Luis Tupatu, also known as Luis Tupatú, was a Pueblo leader of the northern pueblos during the period following the expulsion of the Spanish from New Mexico following the Pueblo revolt. He was from Picuris Pueblo and took over the leadership position from Po'pay.
Luis Tupatu was a member of the community of Pueblo Indians, but he had some relatives of Spanish origin who had come as settlers to New Mexico. This is the case of his uncle, Miguel Luján, who was among the Captains of soldiers that accompanied Vargas in 1692 and his wife belonged to a family formed by Tewa Indians, Criollos Spaniards, and mestizos. He negotiated with Diego de Vargas, governor of New Mexico at this time, to get that set up a plan to stop the fighting between Pecos Indians and Taos Indians. The business of peace for both peoples was a success because of the need to avoid further Amerindian attacks which were reflected in the serious Apache attacks against the Pueblos and clashes between the themselves tribes Pueblo. All this damaged the welfare of state residents. In addition, Tupatú was well regarded by Vargas and the Spanish government, already that he was represented an ally to preserve the peace in New Mexico. Also some of Vargas's soldiers and some settlers who fled to El Paso in 1680, were relatives of the Pueblo Indians. Later, in Santa Fe, Luis Tupatú was officially appointed governor of thirteen villages of Northern New Mexico. Thus, the month after his appointment, he earned a written title and a cane that symbolized his authority. In 1680, he led a rebellion of the Picuris Pueblo Indians, to whom also he ruled.
- Sando, Joe S. and Herman Agoyo, ‘’Po’pay: Leader of the First American Revolution’’ Clear Light Publishing, Santa Fe, New Mexico, 2005 p. 40-41

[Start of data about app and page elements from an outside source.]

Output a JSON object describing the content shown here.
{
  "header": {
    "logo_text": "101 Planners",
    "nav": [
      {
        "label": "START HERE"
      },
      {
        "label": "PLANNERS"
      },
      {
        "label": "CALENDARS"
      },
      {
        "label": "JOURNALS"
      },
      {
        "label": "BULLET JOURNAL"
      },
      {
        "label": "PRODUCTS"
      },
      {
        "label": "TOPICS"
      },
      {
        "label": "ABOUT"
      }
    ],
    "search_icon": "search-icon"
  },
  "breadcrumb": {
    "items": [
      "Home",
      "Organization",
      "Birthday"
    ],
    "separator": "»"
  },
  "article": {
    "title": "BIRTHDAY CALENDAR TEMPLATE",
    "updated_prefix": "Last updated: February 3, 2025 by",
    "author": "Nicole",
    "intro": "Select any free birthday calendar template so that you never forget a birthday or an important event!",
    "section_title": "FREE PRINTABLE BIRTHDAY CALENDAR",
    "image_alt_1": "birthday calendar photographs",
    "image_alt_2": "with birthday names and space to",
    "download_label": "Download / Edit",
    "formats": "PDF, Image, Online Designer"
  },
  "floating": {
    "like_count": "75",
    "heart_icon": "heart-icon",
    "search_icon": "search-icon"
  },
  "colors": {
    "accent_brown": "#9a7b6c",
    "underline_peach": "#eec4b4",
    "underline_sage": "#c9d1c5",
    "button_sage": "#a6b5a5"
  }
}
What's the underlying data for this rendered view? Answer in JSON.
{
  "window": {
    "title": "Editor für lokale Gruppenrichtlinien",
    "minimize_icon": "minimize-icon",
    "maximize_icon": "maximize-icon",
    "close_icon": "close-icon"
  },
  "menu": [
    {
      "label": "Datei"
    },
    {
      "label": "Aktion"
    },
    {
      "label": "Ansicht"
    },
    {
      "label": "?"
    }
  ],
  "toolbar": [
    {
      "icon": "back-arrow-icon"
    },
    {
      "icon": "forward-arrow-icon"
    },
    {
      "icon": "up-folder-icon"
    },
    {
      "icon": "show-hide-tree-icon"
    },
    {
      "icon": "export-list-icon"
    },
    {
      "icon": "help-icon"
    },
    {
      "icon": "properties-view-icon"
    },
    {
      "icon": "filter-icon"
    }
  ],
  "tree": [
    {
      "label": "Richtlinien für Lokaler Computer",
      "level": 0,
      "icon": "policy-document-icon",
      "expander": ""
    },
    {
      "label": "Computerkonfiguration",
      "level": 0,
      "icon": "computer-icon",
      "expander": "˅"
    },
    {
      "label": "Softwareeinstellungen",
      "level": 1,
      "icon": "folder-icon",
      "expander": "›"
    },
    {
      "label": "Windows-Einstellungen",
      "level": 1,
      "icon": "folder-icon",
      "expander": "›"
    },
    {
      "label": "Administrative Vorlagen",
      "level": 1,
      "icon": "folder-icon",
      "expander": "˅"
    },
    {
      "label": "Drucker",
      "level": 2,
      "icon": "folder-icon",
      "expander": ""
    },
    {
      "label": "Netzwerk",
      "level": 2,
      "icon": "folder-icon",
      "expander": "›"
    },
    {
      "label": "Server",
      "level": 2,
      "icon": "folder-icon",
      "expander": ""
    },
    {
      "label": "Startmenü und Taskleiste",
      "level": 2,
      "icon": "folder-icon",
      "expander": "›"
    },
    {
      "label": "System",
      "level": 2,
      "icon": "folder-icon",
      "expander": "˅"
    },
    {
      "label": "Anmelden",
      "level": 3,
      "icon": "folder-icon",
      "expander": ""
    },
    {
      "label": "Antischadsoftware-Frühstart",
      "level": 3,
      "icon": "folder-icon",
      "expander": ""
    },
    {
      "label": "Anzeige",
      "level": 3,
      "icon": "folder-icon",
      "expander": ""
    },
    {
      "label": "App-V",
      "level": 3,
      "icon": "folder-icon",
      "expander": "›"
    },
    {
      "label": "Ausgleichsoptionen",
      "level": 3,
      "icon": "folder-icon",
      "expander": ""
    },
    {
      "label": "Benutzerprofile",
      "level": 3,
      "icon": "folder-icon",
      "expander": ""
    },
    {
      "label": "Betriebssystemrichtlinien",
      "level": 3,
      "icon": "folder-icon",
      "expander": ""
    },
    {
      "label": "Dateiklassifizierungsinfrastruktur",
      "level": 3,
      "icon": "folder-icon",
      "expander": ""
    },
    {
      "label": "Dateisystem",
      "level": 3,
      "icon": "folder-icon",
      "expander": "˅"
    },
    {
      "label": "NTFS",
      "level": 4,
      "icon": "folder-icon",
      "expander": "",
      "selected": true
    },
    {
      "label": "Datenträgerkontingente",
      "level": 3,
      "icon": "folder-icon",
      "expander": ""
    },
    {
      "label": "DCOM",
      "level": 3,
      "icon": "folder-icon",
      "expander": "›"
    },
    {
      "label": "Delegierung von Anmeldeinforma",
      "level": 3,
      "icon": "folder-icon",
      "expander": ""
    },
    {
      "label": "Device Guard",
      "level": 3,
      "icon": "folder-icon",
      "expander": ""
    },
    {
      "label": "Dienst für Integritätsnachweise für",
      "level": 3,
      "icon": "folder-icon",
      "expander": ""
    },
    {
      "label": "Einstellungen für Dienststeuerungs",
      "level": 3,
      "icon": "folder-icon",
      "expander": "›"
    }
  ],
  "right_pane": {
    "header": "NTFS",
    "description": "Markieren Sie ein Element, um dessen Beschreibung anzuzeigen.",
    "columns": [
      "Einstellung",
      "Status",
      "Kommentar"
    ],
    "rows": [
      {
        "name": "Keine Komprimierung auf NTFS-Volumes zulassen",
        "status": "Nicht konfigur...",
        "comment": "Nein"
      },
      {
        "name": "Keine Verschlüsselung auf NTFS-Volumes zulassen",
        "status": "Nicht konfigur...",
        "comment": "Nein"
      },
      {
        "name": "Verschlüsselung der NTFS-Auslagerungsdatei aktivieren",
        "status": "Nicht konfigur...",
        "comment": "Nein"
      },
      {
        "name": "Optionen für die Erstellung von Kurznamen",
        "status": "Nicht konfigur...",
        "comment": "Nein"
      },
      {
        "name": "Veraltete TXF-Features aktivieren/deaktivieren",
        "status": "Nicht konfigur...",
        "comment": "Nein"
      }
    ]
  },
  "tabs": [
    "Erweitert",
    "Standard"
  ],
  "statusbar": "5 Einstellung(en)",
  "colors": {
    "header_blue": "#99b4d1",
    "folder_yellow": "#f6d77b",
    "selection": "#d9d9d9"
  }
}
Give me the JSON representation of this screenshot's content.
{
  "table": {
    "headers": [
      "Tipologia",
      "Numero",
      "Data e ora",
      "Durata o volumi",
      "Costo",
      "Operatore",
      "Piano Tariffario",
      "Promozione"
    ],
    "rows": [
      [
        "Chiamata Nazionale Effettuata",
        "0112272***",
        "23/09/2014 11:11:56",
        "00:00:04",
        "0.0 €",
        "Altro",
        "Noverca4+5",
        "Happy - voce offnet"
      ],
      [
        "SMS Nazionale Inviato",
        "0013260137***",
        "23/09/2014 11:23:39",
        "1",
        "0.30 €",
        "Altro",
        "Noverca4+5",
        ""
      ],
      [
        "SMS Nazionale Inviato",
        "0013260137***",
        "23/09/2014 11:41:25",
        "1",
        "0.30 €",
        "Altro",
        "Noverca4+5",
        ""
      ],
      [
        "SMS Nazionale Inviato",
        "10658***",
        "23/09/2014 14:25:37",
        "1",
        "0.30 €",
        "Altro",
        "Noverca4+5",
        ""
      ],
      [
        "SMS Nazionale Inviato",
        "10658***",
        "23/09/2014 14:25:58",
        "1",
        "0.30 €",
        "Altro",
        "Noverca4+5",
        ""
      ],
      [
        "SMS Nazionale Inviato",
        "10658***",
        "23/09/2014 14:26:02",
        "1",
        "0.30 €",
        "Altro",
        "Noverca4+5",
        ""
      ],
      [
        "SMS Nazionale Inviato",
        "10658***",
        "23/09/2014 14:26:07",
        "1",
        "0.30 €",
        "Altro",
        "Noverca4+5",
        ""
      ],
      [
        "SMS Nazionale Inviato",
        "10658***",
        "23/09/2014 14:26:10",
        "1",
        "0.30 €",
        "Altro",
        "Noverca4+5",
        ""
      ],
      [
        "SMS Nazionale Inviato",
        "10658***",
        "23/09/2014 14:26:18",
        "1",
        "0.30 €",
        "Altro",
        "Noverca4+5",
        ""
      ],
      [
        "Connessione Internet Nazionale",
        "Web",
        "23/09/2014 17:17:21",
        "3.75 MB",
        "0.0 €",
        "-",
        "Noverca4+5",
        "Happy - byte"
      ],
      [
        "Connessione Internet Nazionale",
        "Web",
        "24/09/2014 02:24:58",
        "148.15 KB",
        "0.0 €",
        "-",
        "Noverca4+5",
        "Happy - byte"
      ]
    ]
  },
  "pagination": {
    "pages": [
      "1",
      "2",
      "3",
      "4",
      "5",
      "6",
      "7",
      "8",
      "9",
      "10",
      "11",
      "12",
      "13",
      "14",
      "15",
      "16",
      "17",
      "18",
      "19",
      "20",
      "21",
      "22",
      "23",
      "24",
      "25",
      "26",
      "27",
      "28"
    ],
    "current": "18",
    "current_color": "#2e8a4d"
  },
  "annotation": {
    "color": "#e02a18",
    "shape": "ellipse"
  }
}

- New Mexico Office of the State Historian: Tupatu and Vargas. Posted by José Antonio Esquibel. Retrieved in December 31, 2011, 2:34 pm.